When you use a debit card, you spend money you’ve deposited. Debit cards began as a replacement for bank visits and check writing. Need cash? Never mind cashing a check or lining up to see a bank teller. Instead, just drop by the automated teller machine (ATM). Over time, more features have been added, making the cards more useful. Provided there’s money in its linked account, today’s debit card can be used pretty much anywhere you’d use a credit card.
Typically, debit cards are linked to checking accounts. However, some savings accounts may come with debit cards. Money market savings accounts, which may also allow limited check writing, are an example. In the past, savings-based cards had limited usefulness because of Federal Reserve regulations. These regulations placed a six-transactions limit on no-penalty withdrawals and transfers. Though their usefulness was limited, it was better than nothing. If a bank judged you too risky for a checking account, it might still approve a savings account. If you’d been through a financial rough patch, one of these cards could’ve been your second step toward banking normalcy. Your first step might have been a prepaid card.
As it happens, this six-transactions limit is no more. At least this is true for now, at least as far as the Fed is concerned. In 2020, the Fed removed the limit as part of its pandemic response. However, the Fed’s removal of the requirement doesn’t mean your bank has removed it. Some banks retain the limit and continue to penalize violations.
Debit cards have some advantages over credit cards, checks, and cash. This isn’t to say that credit cards, checks, and cash don’t have advantages of their own.
Maybe you think credit cards are a plague sensible people should run away from as fast as they can. You and the writer of this article wouldn’t be far apart in that case. Even if that’s your view, though, you’ll have to admit at some point that we live in a credit-based society. Successful living in that type of society requires building credit. And building credit without ever using a credit card is — let’s say, challenging. However, credit cards can also be dangerous if you don’t know how to manage credit correctly.
As for checks and cash, they do have the advantage of keeping money tangible in your mind. This is especially true of cash. Our minds most naturally appreciate the value of money we can hold in our hands. We naturally treat greenbacks or coins with greater respect and care. Numbers on a bank statement or computer display don’t feel as real to us. If you can’t get control of your spending any other way, switching to cash as much as possible might be worth trying.
All that said, debit cards offer an excellent combination of convenience and security. As well, aspects of human psychology make them preferable to credit cards. They are more easily misused than cash. But most people will be able to use them responsibly with the right precautions. They won’t help you build credit as credit cards might. But debit cards are less likely to encourage irresponsible spending. In fact, a prepaid debit card may help you budget wisely.
View Article Sources
- Credit score myths that might be holding you back from improving your credit — Consumer Financial Protection Bureau (CBPB)

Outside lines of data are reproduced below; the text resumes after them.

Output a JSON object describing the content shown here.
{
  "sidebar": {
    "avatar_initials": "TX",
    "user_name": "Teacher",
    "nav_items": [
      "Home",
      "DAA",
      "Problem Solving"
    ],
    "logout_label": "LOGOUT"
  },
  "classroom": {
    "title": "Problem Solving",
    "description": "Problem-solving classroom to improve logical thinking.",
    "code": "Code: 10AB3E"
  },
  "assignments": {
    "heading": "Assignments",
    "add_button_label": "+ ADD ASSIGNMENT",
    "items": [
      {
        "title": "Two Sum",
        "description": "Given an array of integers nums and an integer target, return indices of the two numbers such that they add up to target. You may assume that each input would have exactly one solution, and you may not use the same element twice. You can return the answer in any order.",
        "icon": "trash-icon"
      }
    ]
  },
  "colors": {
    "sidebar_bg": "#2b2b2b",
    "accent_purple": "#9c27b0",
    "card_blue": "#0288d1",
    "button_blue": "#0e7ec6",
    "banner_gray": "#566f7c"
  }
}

- Is Carrying Credit Card Balances a Good Strategy to Increase Your FICO® Scores? — MyFICO
- Lost or Stolen Credit, ATM, and Debit Cards — Federal Trade Commission
- Regulation D: Reserve Requirements of Depository Institutions — Federal Register
- These Guys Are Collecting Your Expired Credit Cards — MEL
- 10 Things You Didn’t Know About Debit Cards — SuperMoney
- How old do you need to be to apply for a credit card — SuperMoney
- What is a Credit Utilization Rate? — SuperMoney
David loves learning, doing research, analyzing data, and assessing arguments. Though he has two advanced degrees and some background in psychology, and though he’s learned a great deal in his work with SuperMoney, he considers himself an interpreter of experts, not an expert himself. He enjoys using what he’s learned, and what he’s still learning, to help readers make better saving, spending, and investing decisions.